Wichita is one of over 750 cities worldwide that recognized Make Music Day this year and the celebration was originally inspired by France’s Fete de la Musique.
This year marks Senseney Music’s first time participating in the global initiative.
“We started one here at Senseney Music this year,” said Lori Supinie, the owner of Senseney Music. “It’s all about introducing people to the joy of music, whether they are already a musician or not a musician.”
Wednesday’s activities included the following:
- Ukulele Circle
- Kindermusik Trial Lesson
- Guitar Strum
- Kindermusik Trial Lesson
- Frozen Sing-along
- Build Your Own Instrument
- Instrument Petting Zoo

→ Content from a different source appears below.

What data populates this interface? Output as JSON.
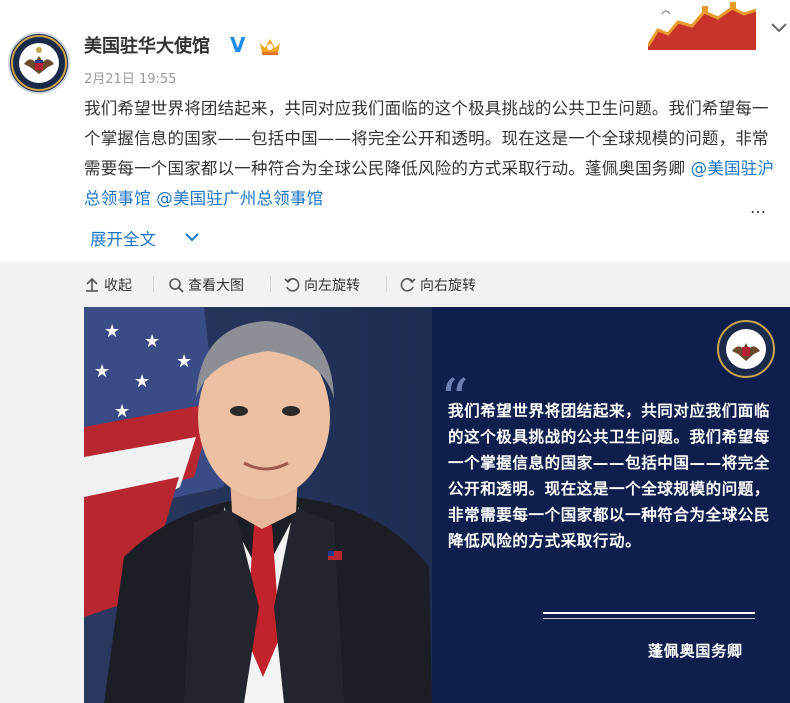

Although the events for Wednesday’s celebration have come and gone, those interested in participating will have another opportunity on Saturday with the following events:
- Instrument Petting Zoo – Children and adults are invited to try various wind and string instruments. – Lower Level – 10:00 a.m. – 2:00 p.m.
- Build Your Own Instrument – Bring your child for a “hands-on” experience and build your own musical instrument. – Lower Level – 10:00 a.m. – 2:00 p.m.
- Frozen Sing-along – Who doesn’t love the movie Frozen and all its wonderful music? Join in for a fun afternoon of watching the movie and singing along. Children (and adults) of all ages are welcome. For even more fun, come dressed up as your favorite Frozen character! – Lower Level – 3:00 p.m.
- Drum Off – The Drum Off will be led by Senseney Music staff and local musicians. Take a lesson on the trap set, play a duet or challenge one of the leaders to a “Drum Off” right on the spot! – Outside on the grounds of Senseney Music – 10:00 a.m., 12:00 p.m., and 2:00 p.m. – Ages 10 and up
- Try a Violin – Have you ever wanted to play the violin? Try a free lesson with Senseney Music string teachers. – Lower Level – 10:00 a.m. – Ages five and up
Senseney Music is located at 2300 E. Lincoln Street in Wichita.
HESSTON, Kan. (KSNW) – Hesston’s Excel Industries is informing employees about a reorganization that includes a workforce reduction at its manufacturing facility.
The company will issue a formal statement regarding the restructuring Thursday after impacted employees have been officially notified.
Back in 2016, Excel was the site of a workplace shooting. Four people died and 14 others were wounded when a gunman opened fire.
KSN’s Carly Willis is in Hesston where employees are being informed about the reorganization. KSN News will have more coming up at 5 and 6 p.m.
TOPEKA, Kan. (AP) – Authorities say a suspect has been arrested in the killing of a man behind a Topeka gas station.
KSNT-TV reports that 41-year-old Jason Hottman was booked into the Shawnee County Jail early Wednesday on suspicion of first-degree murder in the death of 34-year-old Jason Baker. Police found the Topeka man bleeding and unresponsive earlier this month behind the gas station in the western part of the city.
The investigation is ongoing. Police are urging anyone with information to come forward.